Polar bears and copying
Former Nationalist minister Michael Falzon has a bee in his bonnet about all things environment-related. For him the world has become a frightening place populated by eco-fascists ramming their green ideology down his throat and stopping him from exercising his God-given right to throw away chocolate wrappers out of the window of concrete blocks built outside the development zones.
These threatening greenies go around preaching their ruinous doctrine and traumatising Falzon. From the way he goes on you would think he was once kidnapped by a group of environmentalists and made to watch Al Gore's An Inconvenient Truth on a loop for a week while being force-fed lentils and beetroot juice. Only that sort of experience could explain why he charges into battle (metaphorically speaking, of course) every time an environmentalist shows up on his radar.

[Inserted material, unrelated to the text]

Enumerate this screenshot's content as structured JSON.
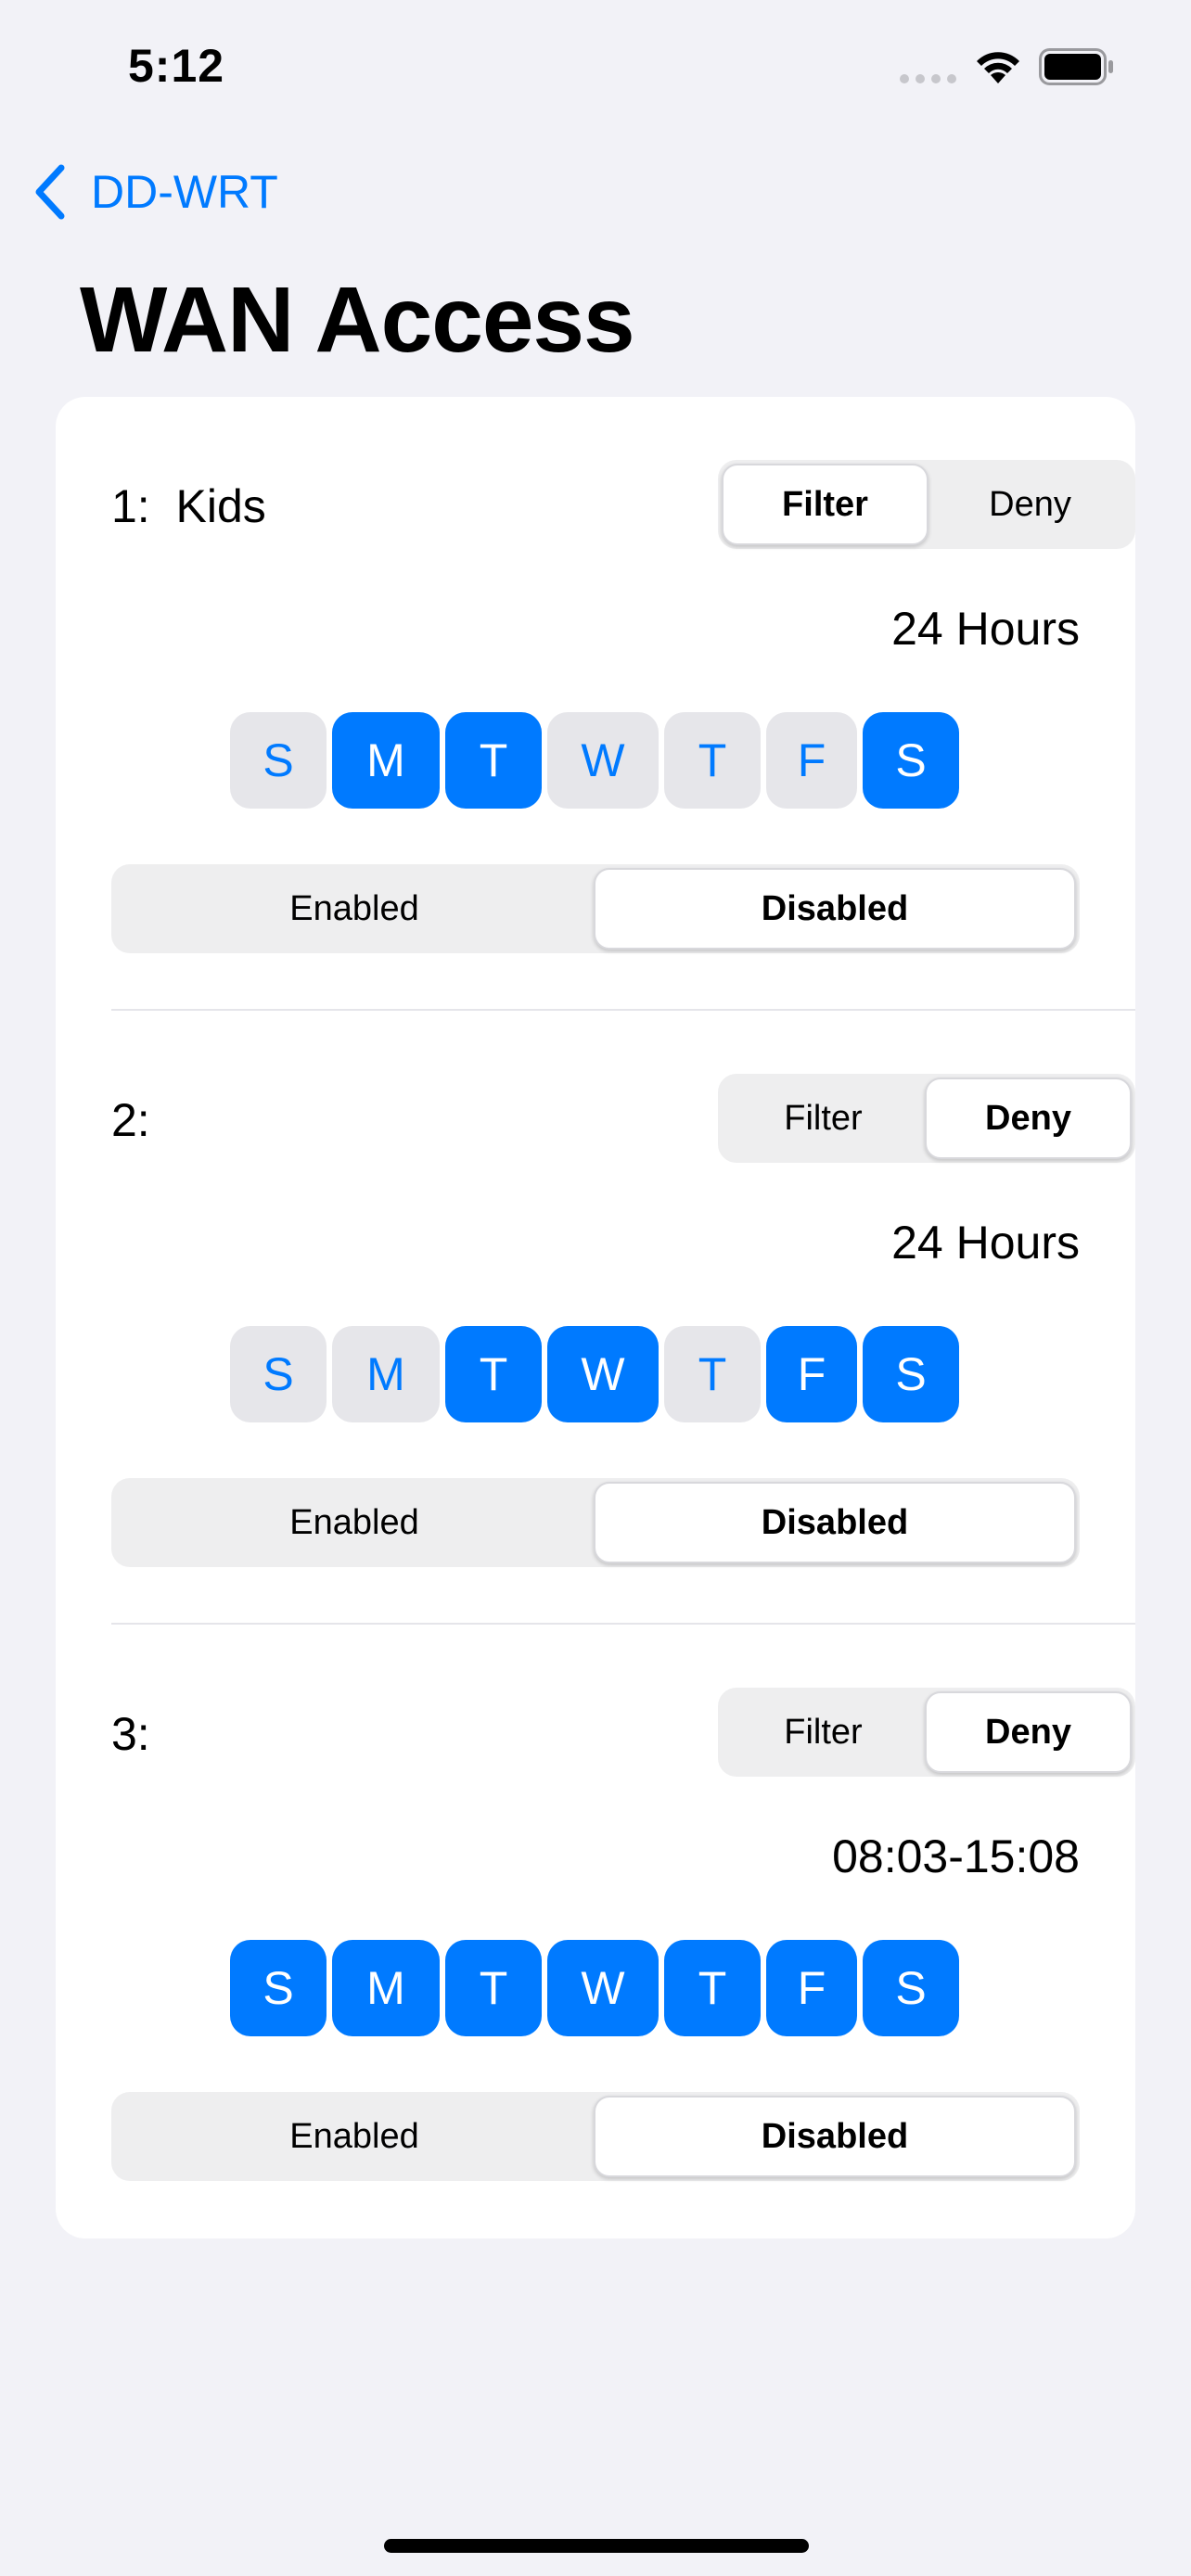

He has now taken up the cudgels for the protection of children from the insidious brainwashing of those evil tree-huggers who have infiltrated our schools and educational establishments. Yes - according to the former minister - there is a sinister plot afoot to indoctrinate young children with eco-anarchist notions.
The plan is already well underway and innocent young children are already under the sway of their eco Piped Pipers. The Moonies had nothing on the environmentalists, it seems.
The incident which has irked Falzon so much was a visit by children from various schools to Parliament for an event called Eco School Parliament. Press reports stated that the children "castigated" politicians about the need to act on the impending water crisis facing the country.
A seven-year-old girl was reported as saying that the way people were ignoring the law was "shameful", that all houses should have wells and that some people were extracting water from the ground illegally. She added that she hoped they wouldn't have to repeat the same things next year.
To my eyes, this does not appear to be evidence of brainwashing or a scripted speech which the girl was made to recite. Rather, it seems to be elementary science which a seven-year-old is quite capable of understanding. If the aquifer - one of our main water sources - is sucked dry by people using boreholes, then there's not going to be much water left in a few years' time.
Any science teacher worth her salt would have explained this process in terms which her students would have grasped. She would also have pointed out that water conservation is important and that everybody should chip in to prevent this happening.
And it shouldn't only be incumbent upon children to turn off the tap while brushing their teeth, but also upon industries which make their millions from pumping water from the aquifer for free. Since it is unlikely these industries will give up their free source of profit voluntarily, shouldn't the government step in at some point? Why should this simple argument be beyond the ken of a schoolgirl?
But Falzon thinks the girl's speech was one which her teachers had made her recite. In an article published in another newspaper on June 6, he flung serious accusations at what is a worthy educational initiative. Falzon described it as "indoctrination" and compared it to the indoctrination of children under the Hitler regime, in fundamentalist Islamic states and in the cases where warlords capture children to turn them into soldiers.
I read that last example and was dumbstruck. How could teaching children about the depletion of water resources (a well-established fact) be compared to brainwashing them to commit murder? How could bringing up these issues be considered as disrespectful of parliamentarians? Wasn't the inaction of the politicians even more disrespectful?
You know what I find even more disrespectful? A bottling company which extracts 51,000 cubic metres of water for free from its boreholes, and being given an award for 'sustainability'. And the Prime Minister visiting that company, donning a glorified shower cap to inspect the facilities and saying that "as long as the country continued investing and removing mediocrity then it would move ahead". We have absolutely no sense of irony in this country.
But back to our erstwhile environment minister whose rants are beginning to read like petrol head's Jeremy Clarkson's screeds against the greens, shorn of the humour found in the originals.
There was something in Falzon's article I couldn't put my finger on. I got the feeling I had read something of the sort before, perhaps by those climate-change deniers who insist the whole idea is a massive hoax perpetrated by Al Gore and polar bear obsessives.
I googled extracts from Falzon's column, and up popped the same sentences, whole paragraphs and phrases - written by other people. Bits from a blog post written last December by a blogger called Babel-Fish and a whole chunk from an article entitled 'Environmental education, environmental education', also written last year.
At this point, I didn't know whether to laugh or cry. Here was a former minister, a star columnist, fulminating against children for disrespecting ministers and educators for doing their job, and then not respecting readers' intelligence by presenting an article containing passages strikingly similar to various posts on the internet. If this represents our political class, it's no wonder that even children are seeing through politicians.